Robocop: Detroit's Statue of Liberty, or, Who Decides the Image of a City?

If you saw the movie, then you can skip ahead. If not, in brief, Robocop, made in 1987 around the time of other post-apocalyptic sorts of distopias (all the Mad Max movies, for instance) chronicled a lawless American city featuring the clearly recognizable features of everybody's favorite punching bag, Detroit, and, the title character, an armored law enforcement machine in human form (no C3PO, this humanoid robot had a moral center, but man was he fierce) sent to quell the denizens of the dark and scary city.

Flash forward to 2011, and a small group of irony-clad hipsters seizes upon the idea of a Robocop statue. They raise 50,000 dollars, quite rapidly, through the online micro giving platform, Kickstarter. Push back from Detroiters ranges from bemused to hostile--I'm with the more extreme end of the spectrum for a number of reasons.

It does make one think of numerous other instances where symbolic gifts from outsiders are met with a cool response. A prime example is August Bartholdi's Statue of Liberty, a gift from France to the United States that has come to symbolize the immigrant experience, liberty and a democratic ideal. But this warmth and positive brand image did not come easily. Bartholdi was largely unsuccessful on a cross country US fund raising effort, resorting instead to private contributions from his side of the Atlantic. The shared history and alliance between France and the US (from the resistance to the British and collaboration across the 1776 and 1789 US and French revolutions, parallel human rights doctrines and similar Constitutional rhetoric) did help smooth communication and ultimately the statue was constructed, shipped and set atop her plinth to great public adoration.

So why then, you ask, given this example, am I, lets say lukewarm, about this intended gift? Who asked? I mean, who asked for it? The image of the city of Detroit, as painted by outside media, as a lawless urban zone, is not without its points of truth. Ask anyone living on the lower East Side, or in Brightmor, or Del Ray, and they'll tell you a police officer is hard to come by, and that, yes, the environment can be harsh at times. All the more reason that detached irony and quick money to celebrate it is a less than appropriate response. The velocity at which the money raised is inversely proportional to the appropriateness of the gesture--and extends the legacy of patronage and paternalism that privileged segments of our society continue to use with abandon.

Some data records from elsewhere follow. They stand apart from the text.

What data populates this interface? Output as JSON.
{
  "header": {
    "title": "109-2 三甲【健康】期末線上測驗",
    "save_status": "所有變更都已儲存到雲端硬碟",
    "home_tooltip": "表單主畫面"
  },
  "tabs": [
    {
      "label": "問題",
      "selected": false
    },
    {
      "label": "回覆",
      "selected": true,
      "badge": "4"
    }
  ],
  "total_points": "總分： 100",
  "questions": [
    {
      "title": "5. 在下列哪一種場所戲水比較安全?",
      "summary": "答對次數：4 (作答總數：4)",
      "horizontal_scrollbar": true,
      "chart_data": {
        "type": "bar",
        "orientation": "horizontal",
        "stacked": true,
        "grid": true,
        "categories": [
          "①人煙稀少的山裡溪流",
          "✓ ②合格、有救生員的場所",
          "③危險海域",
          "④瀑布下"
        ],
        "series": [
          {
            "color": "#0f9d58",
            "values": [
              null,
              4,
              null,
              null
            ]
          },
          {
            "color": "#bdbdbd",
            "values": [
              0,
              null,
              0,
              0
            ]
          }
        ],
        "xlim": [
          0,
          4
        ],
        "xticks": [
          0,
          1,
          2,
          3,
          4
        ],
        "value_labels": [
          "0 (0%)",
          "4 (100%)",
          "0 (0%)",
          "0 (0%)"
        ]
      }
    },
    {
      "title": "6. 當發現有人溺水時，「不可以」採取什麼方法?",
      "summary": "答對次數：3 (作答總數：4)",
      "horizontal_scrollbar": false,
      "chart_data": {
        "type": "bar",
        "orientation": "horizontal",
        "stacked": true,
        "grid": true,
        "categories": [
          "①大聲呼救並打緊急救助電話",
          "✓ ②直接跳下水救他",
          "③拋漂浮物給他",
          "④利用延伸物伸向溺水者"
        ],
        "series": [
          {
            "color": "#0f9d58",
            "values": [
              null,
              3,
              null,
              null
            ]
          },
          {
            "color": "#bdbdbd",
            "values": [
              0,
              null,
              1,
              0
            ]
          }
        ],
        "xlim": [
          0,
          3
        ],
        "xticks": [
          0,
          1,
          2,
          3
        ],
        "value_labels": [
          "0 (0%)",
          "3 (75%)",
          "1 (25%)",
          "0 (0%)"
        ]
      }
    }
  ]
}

The other parallel I think of comes from Philadelphia. When I graduated from college, I had one of my first jobs working at the Philadelphia Museum of Art. I also worked as a doorman at a hotel to support myself while I worked at my job at the Philadelphia Museum of Art. On my first day, a tour bus pulled up to the front of the museum and disgorged its passengers who ran up the stairs to the front door. I could not believe what I was seeing--people so excited to visit the Museum that they ran. And then they stopped, turned to the city, pumped their fists like Sylvester Stallone in Rocky, and ran back down. A few years back, Sylvester Stallone had this likeness of himself cast in bronze. He offered this to the city, to place at the top of the steps of the Museum. His request was at first denied, later granted, as civic culture bowed to popular culture.

But by this point, Philadelphia did not need Rocky's brawn to save it. Detroit needs plenty of things--better schools, better transportation, services for the people who live and work there. These are the lives and images and faces and voices who should make an image of the city. That would be a fine use for the quick cash. For now, I am a big fan of Robert Graham's massive Joe Louis fist down by Hart Plaza.

For more, check the Facebook page for Detroit Does not Need a Robocop Statue:


If you're not a facebooker, this is a great piece from
Crain's Detroit Business


many cities

Over the past month I've been spending time in two distinctly different parts of the city. Brightmor in the northwest, and Southwest Detroit in, well, Southwest Detroit. In both places I have the great fortune to work with remarkable people associated with schools--in Brightmor the gentle utopian, Bart Eddy, at Detroit Community School (a charter school founded on Waldorf principles of holistic education) and in Southwest with Juan Martinez, principal of Ceasar Chavez Academy.

The image above is of the Hickey House, a homestead/garden I'll write more about in the next few months.

I'm trying to parse out an outline for how I'd like to attend to the realization my time working in these neighborhoods has afforded. In short, it is that the vastness of the City of Detroit, which I had previously described in geographic terms (139 square miles, NYC, Boston and San Francisco could fit within etc etc) has a vast social dimension.

More soon